"""

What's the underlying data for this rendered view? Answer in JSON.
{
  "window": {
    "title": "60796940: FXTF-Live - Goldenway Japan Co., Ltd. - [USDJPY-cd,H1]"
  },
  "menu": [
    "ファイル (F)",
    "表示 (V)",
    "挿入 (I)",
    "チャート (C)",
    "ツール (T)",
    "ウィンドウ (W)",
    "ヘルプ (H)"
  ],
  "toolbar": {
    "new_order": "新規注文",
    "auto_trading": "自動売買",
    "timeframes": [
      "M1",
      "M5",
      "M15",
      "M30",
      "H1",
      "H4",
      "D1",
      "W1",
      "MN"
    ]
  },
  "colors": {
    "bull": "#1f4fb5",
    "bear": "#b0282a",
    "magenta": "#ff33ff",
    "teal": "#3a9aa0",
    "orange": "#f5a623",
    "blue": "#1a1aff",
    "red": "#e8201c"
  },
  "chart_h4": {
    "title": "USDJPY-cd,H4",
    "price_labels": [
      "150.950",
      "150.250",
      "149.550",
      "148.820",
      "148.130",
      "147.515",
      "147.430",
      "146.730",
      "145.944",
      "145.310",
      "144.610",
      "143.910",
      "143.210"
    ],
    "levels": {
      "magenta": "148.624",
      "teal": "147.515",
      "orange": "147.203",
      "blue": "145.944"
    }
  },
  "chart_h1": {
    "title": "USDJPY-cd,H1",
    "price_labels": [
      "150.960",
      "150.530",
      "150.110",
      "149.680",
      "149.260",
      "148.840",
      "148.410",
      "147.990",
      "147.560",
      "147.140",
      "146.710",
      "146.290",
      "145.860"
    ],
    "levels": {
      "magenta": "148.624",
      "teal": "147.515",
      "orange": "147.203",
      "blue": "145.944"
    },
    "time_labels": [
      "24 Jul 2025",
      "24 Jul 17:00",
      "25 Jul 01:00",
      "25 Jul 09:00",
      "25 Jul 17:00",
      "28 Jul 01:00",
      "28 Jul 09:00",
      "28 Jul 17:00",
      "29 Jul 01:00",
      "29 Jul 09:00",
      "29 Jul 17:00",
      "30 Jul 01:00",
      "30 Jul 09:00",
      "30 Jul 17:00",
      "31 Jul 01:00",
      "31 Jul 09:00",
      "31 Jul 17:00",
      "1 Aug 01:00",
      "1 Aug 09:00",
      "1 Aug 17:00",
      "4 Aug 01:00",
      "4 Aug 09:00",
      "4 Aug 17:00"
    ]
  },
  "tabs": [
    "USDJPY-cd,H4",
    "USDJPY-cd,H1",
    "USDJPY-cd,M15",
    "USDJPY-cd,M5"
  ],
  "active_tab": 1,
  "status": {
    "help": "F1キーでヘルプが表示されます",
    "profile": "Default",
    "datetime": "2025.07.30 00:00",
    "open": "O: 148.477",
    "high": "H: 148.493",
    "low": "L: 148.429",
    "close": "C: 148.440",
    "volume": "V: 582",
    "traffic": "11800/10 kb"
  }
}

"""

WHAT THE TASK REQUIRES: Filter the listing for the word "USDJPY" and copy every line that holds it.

RESPONSE TO THE EXERCISE:
    "title": "60796940: FXTF-Live - Goldenway Japan Co., Ltd. - [USDJPY-cd,H1]"
    "title": "USDJPY-cd,H4",
    "title": "USDJPY-cd,H1",
    "USDJPY-cd,H4",
    "USDJPY-cd,H1",
    "USDJPY-cd,M15",
    "USDJPY-cd,M5"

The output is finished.